Data records for software interfaces:
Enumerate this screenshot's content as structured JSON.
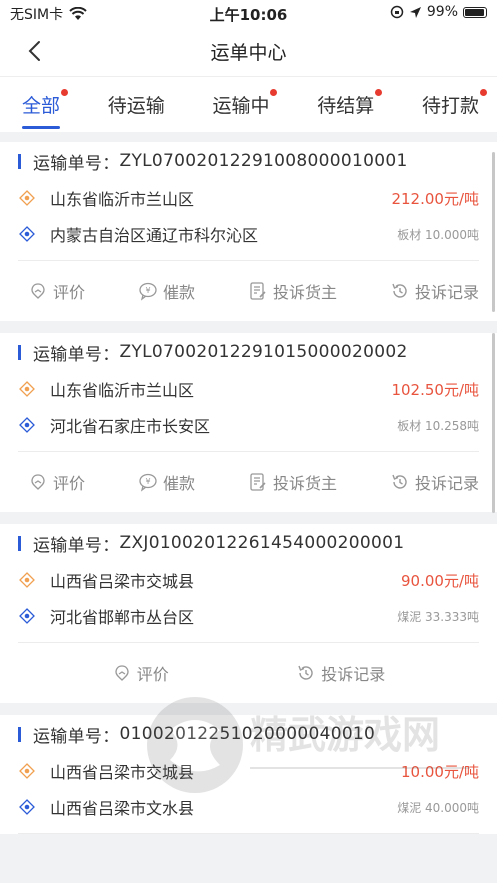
{
  "status": {
    "carrier": "无SIM卡",
    "time": "上午10:06",
    "battery": "99%"
  },
  "nav": {
    "title": "运单中心"
  },
  "tabs": [
    {
      "label": "全部",
      "active": true,
      "dot": true
    },
    {
      "label": "待运输",
      "active": false,
      "dot": false
    },
    {
      "label": "运输中",
      "active": false,
      "dot": true
    },
    {
      "label": "待结算",
      "active": false,
      "dot": true
    },
    {
      "label": "待打款",
      "active": false,
      "dot": true
    }
  ],
  "orders": [
    {
      "prefix": "运输单号：",
      "number": "ZYL07002012291008000010001",
      "origin": "山东省临沂市兰山区",
      "price": "212.00元/吨",
      "dest": "内蒙古自治区通辽市科尔沁区",
      "cargo": "板材 10.000吨",
      "actions": [
        "评价",
        "催款",
        "投诉货主",
        "投诉记录"
      ]
    },
    {
      "prefix": "运输单号：",
      "number": "ZYL07002012291015000020002",
      "origin": "山东省临沂市兰山区",
      "price": "102.50元/吨",
      "dest": "河北省石家庄市长安区",
      "cargo": "板材 10.258吨",
      "actions": [
        "评价",
        "催款",
        "投诉货主",
        "投诉记录"
      ]
    },
    {
      "prefix": "运输单号：",
      "number": "ZXJ01002012261454000200001",
      "origin": "山西省吕梁市交城县",
      "price": "90.00元/吨",
      "dest": "河北省邯郸市丛台区",
      "cargo": "煤泥 33.333吨",
      "actions": [
        "评价",
        "投诉记录"
      ]
    },
    {
      "prefix": "运输单号：",
      "number": "01002012251020000040010",
      "origin": "山西省吕梁市交城县",
      "price": "10.00元/吨",
      "dest": "山西省吕梁市文水县",
      "cargo": "煤泥 40.000吨"
    }
  ],
  "watermark": "精武游戏网",
  "colors": {
    "accent": "#2b5bd7",
    "price": "#e8543e",
    "origin_icon": "#f0a050",
    "dest_icon": "#2b5bd7"
  }
}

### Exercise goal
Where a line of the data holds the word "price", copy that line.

### Answer to the problem
      "price": "212.00元/吨",
      "price": "102.50元/吨",
      "price": "90.00元/吨",
      "price": "10.00元/吨",
    "price": "#e8543e",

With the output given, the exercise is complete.